“Now it’s crunch time, so we brought in the big guns,” said Chicamacomico Historical Association President John Griffin. “Carl has been instrumental for a lot of events like the annual Seafood Festival, and he graciously agreed to help us get this together.”
There are a lot of moving parts to consider, as well. U.S. Coast Guard officers are planning to attend and / or address the crowd during the celebration, however there’s always the possibility that a hurricane that needs their attention will add an extra obstacle.
But despite these small and possible last-minute adjustments, the event on the whole is shaping up to be one to remember.
It’s essential to understand how groundbreaking the Mirlo Rescue was. Occurring on August 16, 1918, the rescue involved six life-savers heading off the coast of Rodanthe to rescue 42 crew members of the British oil tanker, which was torpedoed by a German U-Boat. The endeavor, which was spearheaded by Capt. John Allen Midgett, required rowing to the stranded crew members through a literal ocean of flames.
“It’s a very important day in our history,” said Griffin. “The Life-Saving Service merged [with the United States Revenue Cutter Service] to form the U.S. Coast Guard in 1915, and the Mirlo rescue took place in 1918. A lot of people don’t know that submarine warfare goes back to WWI, and the Coast Guard had just started – It was a brand new outfit, and then a bunch of local guys go out and rescue 42 British seamen in an ocean that’s on fire. It’s pretty dramatic.”
“It’s certainly one of the most significant rescues in Coast Guard history, and one of the most significant rescues on the Outer Banks,” he added. “It was the first big publicity that the Coast Guard received – no one even knew what the Coast Guard was, as it has just started three years before.”
The Chicamacomico crew received accolades for the rescue from all over the country, as well as the world. Across the pond, King George V of the United Kingdom struck six special medals for the crew members – the only six medals of its kind in existence. In addition, the six men received the Grand Cross of the American Cross of Honor. To date, only eleven Grand Cross of the American Cross of Honor awards have been bestowed in the history of the United States, with six being given to the members of the Chicamacomico Life-Saving Station.
A complete set of medals will actually be on display during the 100th Anniversary event, which includes the King George medal as well as the Grand Cross of the American Cross of Honor. Other special exhibits that will be borrowed from the descendants of the crew for the celebration include a compass from one of the lifeboats, a lantern and pair of binoculars from the Mirlo, and a silver cup that Capt. Midgett was awarded by the British.

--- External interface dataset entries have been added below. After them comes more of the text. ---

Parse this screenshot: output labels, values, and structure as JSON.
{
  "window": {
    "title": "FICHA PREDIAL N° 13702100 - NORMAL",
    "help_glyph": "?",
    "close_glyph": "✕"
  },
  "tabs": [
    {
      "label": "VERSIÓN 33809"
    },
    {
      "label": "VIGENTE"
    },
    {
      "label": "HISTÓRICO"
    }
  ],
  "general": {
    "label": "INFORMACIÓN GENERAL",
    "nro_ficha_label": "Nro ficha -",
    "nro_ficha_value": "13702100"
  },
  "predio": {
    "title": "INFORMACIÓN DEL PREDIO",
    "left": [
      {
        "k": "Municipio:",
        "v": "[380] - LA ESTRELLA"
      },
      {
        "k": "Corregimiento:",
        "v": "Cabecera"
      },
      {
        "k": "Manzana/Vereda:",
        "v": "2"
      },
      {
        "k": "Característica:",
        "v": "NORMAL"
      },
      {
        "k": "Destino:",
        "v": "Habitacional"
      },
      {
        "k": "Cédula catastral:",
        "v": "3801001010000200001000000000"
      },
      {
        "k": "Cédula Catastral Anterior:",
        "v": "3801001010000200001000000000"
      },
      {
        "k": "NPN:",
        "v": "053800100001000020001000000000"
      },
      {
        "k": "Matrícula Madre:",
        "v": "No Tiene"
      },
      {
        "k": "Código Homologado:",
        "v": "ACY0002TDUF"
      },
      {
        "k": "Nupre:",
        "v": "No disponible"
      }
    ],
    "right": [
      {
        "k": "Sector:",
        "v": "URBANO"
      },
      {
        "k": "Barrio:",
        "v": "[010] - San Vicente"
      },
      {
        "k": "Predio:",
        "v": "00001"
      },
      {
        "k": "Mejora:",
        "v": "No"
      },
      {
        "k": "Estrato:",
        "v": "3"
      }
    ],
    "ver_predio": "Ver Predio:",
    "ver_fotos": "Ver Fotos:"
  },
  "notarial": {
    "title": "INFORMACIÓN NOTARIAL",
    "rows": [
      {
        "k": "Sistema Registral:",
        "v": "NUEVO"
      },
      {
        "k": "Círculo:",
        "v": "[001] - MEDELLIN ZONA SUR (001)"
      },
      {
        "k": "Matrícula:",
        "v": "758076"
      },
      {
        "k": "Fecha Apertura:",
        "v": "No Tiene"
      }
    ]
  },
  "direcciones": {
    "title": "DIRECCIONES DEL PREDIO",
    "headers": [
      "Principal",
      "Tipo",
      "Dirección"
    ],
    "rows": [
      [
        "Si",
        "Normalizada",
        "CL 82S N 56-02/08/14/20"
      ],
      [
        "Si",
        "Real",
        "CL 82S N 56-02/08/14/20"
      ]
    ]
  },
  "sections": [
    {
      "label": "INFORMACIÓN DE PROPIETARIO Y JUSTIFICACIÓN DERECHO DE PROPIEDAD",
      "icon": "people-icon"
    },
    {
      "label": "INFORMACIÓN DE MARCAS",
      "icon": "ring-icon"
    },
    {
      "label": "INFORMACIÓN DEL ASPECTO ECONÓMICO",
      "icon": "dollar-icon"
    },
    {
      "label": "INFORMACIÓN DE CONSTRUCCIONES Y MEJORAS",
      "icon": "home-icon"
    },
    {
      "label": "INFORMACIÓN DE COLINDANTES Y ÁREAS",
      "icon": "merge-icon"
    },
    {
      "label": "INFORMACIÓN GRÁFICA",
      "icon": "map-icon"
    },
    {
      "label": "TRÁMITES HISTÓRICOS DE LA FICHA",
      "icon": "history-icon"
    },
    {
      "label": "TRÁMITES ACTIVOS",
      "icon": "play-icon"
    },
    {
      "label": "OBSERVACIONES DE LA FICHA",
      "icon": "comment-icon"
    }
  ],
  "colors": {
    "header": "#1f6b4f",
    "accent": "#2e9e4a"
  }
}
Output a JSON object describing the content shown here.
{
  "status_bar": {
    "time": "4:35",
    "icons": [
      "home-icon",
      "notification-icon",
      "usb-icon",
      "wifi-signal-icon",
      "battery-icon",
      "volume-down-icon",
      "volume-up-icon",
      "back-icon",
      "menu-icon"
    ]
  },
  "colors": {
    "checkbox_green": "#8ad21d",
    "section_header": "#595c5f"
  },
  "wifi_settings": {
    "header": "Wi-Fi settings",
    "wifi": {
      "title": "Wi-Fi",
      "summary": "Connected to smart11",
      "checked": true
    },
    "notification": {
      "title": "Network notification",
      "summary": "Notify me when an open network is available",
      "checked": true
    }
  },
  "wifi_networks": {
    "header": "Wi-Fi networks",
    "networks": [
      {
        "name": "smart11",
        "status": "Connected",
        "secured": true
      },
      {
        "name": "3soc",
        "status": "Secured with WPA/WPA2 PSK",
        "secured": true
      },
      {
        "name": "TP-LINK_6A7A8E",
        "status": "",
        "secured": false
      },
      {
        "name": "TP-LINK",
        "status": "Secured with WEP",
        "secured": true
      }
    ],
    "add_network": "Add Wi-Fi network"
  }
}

And the descendants of the original six surfmen will hopefully be in attendance as well. A special dinner for the descendants is being planned during the week, which includes invitations to more than 90 families.
“There’s one person who is a direct child of one of the rescuers, then nine grandchildren, and then great grandchildren, great-great grandchildren, and even great-great-great grandchildren,” said Griffin. “We’ve identified 96 families that will get family invitations to that dinner, so that dinner should be quite a blast.”
Another highlight of the week is a Monday auction of 100 one-of-a-kind artworks that were painted by local artists on shingles that are derived from the original station. “There are 100 artists, who are contributing 100 cedar shakes for the 100th anniversary, and the bidding will start at 100 dollars for each shake,” said Griffin.
The event is certainly coming together, but the call is still going out for sponsors and donations. Advertisements in the 100th Anniversary program are currently available until June 15, and sponsors and donors of all varieties continue to be welcome for the massive event.
“Diversity is [something to consider] for folks buying an ad or becoming a sponsor,” said Griffin. “People who go to the Arts Council aren’t neccesarily the same people who go to the History Center or the Graveyard of the Atlantic Museum. This will attract a unique [and varied] crowd.”
Donations of all sizes are welcome, too, for anyone who wants to help with the milestone event.
And for folks who love history – or just Hatteras Island in general – an added bonus of sponsoring the celebration is the ability to be a unique piece of truly legendary local history.
“If you’re a sponsor, you’re doing this because you care about the people,” said Griffin. “It gives you a chance to show that you’re supporting our community.”